One-liner: a fun concept, charming cast and upbeat energy power this amusing albeit repetitive comedy home.
The Price of Family (Natale a tutti i costi) is an Italian comedy from writer-director Giovanni Bognetti, which explores the lengths to which parents will go to get their children home for the holidays. Set in the build-up to Christmas, this film toys with image and illusion as the prospect of a windfall inheritance summons a newfound love and respect from two ungrateful brats.
As empty-nesters, Carlo and Anna have discovered just how distant their estranged offspring, Alessandra and Emilio, can be. In a desperate attempt to reconnect, they pretend they’ve landed a six million euro inheritance to draw their permanently distracted and estranged kids back into their lives.
The Price of Family takes a fairly cynical, albeit realistic, view of an estranged family where the kids are only doing the bare minimum to ensure they can keep mom and dad on standby for their own needs. Having flown the coop, it’s now incumbent on their aging parents to literally handle their dirty laundry and serve as a safety net.
While this story may cut close to the bone, its animated and upbeat tone ensures it redresses these tragic circumstances with playful comedy as parents trick their brats into pandering to their every whim. An indictment on our current age of self-sufficient me-orientated lifestyles, it’s fun to see the comical outpouring of a dastardly plan in full effect.
“…and what if we traded in our kids?”
This colourful comedy features a charming ensemble in Christian De Sica, Angela Finocchiaro, Claudio Colica and Dharma Mangia Woods as a middle class family of four. De Sica and Finocchiaro have believable chemistry as the slighted parents as Carlo tries to downplay severity and Anna gets fed up. While Colica and Woods play the spoiled and self-serving kids who couldn’t be bothered, the schadenfreude is real but diluted by their offhanded charms.

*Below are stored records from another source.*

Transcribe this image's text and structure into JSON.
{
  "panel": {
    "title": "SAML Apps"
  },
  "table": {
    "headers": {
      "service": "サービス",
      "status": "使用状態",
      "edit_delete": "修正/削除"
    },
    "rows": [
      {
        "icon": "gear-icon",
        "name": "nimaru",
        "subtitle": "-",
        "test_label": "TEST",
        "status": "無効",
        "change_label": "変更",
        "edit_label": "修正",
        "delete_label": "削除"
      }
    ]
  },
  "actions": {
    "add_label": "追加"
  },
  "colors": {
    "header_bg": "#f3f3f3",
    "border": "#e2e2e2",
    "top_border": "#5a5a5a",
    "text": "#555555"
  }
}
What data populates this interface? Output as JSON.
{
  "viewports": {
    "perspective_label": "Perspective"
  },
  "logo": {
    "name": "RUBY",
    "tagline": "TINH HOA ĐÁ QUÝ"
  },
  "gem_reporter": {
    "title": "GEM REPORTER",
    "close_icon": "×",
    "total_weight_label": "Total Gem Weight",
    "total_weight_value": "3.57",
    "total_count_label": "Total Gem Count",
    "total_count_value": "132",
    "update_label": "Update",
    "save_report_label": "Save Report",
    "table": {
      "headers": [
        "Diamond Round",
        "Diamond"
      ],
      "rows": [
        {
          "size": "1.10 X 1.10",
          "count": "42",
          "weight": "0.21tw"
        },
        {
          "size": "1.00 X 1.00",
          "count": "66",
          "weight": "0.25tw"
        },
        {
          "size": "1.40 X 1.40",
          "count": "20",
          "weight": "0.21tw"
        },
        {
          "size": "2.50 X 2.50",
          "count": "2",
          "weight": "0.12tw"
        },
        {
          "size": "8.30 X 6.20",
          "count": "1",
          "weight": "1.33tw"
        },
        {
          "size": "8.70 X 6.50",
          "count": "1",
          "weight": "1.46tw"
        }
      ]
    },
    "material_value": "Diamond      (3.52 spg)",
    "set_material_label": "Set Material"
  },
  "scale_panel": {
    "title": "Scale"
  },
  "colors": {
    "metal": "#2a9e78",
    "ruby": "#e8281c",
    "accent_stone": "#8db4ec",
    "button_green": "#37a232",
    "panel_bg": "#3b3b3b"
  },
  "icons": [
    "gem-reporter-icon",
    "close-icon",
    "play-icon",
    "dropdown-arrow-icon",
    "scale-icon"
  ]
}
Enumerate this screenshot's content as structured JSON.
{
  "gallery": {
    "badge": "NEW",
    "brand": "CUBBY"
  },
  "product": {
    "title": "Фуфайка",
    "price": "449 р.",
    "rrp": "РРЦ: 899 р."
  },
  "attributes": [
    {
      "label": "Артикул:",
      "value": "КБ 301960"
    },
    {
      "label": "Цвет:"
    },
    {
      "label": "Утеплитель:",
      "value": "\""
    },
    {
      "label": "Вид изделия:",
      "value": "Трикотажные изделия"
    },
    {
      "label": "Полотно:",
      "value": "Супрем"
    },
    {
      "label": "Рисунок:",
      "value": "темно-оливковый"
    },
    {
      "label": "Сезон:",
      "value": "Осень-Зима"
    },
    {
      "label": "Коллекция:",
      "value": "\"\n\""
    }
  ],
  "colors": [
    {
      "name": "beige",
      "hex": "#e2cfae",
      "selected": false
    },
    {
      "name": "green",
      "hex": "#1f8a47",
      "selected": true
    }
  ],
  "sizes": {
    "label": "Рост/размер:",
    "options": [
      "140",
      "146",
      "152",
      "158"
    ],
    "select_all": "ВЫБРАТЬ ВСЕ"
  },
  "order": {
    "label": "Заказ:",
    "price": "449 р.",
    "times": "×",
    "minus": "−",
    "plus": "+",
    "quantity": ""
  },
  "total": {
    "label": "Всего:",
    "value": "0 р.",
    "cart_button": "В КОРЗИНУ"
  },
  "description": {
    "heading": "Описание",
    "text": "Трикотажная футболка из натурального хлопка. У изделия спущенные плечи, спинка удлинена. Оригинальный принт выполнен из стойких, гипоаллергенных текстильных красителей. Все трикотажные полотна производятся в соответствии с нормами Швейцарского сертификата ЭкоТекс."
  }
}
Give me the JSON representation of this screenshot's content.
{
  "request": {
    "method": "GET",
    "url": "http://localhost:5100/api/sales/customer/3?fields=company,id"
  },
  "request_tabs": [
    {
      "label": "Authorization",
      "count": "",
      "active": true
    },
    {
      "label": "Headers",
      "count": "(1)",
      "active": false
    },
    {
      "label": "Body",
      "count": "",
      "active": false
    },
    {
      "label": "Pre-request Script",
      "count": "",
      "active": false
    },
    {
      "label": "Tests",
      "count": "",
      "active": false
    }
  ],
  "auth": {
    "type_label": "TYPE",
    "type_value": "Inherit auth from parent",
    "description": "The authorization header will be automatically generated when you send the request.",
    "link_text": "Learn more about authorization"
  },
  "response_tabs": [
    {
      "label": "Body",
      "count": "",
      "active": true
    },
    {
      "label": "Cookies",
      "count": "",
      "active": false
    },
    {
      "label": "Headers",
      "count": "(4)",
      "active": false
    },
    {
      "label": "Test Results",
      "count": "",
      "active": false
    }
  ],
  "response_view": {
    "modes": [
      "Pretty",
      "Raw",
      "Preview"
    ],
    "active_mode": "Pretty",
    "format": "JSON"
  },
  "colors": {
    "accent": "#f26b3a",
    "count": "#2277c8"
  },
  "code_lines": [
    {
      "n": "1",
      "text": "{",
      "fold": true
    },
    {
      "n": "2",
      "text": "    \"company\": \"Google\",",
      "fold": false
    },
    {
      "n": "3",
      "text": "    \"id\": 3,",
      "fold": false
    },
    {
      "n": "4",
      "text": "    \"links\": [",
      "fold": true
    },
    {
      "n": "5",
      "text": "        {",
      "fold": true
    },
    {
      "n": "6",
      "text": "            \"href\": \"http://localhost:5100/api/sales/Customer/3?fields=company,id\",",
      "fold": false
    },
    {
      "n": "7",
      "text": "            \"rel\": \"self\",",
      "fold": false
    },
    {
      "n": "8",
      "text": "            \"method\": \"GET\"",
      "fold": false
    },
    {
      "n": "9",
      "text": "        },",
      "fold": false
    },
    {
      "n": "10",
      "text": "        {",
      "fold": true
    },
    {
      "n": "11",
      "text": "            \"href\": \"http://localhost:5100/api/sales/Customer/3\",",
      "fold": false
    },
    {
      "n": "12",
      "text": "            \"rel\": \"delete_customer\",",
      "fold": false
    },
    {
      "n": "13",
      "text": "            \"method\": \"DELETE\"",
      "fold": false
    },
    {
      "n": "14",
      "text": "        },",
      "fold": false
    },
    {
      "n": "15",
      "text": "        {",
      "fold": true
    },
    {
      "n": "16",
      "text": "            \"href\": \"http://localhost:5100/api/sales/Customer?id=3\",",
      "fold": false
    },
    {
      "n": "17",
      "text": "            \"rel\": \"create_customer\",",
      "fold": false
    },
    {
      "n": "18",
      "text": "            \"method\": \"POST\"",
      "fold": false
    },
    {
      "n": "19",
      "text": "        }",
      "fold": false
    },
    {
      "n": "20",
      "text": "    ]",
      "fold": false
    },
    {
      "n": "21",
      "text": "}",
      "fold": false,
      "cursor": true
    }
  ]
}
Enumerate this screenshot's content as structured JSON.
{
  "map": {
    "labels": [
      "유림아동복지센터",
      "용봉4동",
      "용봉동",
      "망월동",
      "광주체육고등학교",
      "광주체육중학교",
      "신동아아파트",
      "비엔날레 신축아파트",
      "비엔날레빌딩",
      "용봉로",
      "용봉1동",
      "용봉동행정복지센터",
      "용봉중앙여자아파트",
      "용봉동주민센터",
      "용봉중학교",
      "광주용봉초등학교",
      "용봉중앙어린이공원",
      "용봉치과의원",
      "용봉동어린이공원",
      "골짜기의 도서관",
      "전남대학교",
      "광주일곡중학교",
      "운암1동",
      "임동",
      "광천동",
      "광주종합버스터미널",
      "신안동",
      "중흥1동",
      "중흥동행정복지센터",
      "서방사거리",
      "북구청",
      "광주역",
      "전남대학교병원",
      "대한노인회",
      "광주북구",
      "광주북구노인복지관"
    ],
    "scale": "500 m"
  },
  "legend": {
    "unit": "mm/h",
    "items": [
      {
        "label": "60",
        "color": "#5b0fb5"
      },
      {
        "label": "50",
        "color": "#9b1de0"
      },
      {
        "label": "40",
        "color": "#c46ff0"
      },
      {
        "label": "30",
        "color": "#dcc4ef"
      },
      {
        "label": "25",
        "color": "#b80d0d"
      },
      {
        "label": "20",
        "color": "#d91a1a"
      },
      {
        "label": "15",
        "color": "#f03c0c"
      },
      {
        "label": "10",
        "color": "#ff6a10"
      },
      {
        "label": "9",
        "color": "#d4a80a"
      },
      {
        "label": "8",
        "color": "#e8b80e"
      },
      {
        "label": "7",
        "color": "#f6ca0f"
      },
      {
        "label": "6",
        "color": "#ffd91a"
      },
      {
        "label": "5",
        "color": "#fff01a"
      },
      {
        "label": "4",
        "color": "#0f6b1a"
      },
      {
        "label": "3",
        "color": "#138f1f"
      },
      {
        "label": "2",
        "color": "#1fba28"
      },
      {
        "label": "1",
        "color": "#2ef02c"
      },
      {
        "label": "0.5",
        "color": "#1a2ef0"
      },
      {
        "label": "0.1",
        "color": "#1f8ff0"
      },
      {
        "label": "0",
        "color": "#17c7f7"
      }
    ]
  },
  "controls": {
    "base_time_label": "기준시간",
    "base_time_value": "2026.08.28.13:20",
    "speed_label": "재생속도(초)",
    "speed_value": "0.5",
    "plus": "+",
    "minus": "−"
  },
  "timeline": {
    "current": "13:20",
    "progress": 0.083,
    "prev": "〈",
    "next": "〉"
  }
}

Bognetti finds a good balance in this full-blown comedy, keeping the characters relatable and yet cartoonish enough to poke fun. Tapping into universal themes around leaving and cleaving, the fun concept kickstarts proceedings with a sense of just desserts as the kids take up the slack and suddenly become attentive.
While The Price of Family starts with aplomb and hilarity, catapulting us into the master plan with a sense of glee, it’s unable to sustain the novelty. While it’s a fun idea, delivered with enthusiasm by a spirited cast, it’s a case of arrested development when it comes to comedy. Jokes are recycled and lose their traction as it becomes clear that things are as good as they’re going to get.
Ranging into slapstick comedy, the tonal shift becomes hit-and-miss as The Price of Family tries to maintain its energy into the third act. The comedy does hinge on a sense of morality as family duty and greed see-saw until the characters come to a fresh appreciation after true motives are finally revealed.
The Price of Family hits its stride early with an exuberant cast and a fun concept, but seems to get stuck in a loop by trying to get by on repeat formula. While the diminishing returns are felt mostly in the sluggish middle when it tries to shift into more emotional terrain, this upbeat comedy manages to coax enough charm and energy from its game cast to cross the finish line.
The bottom line: Entertaining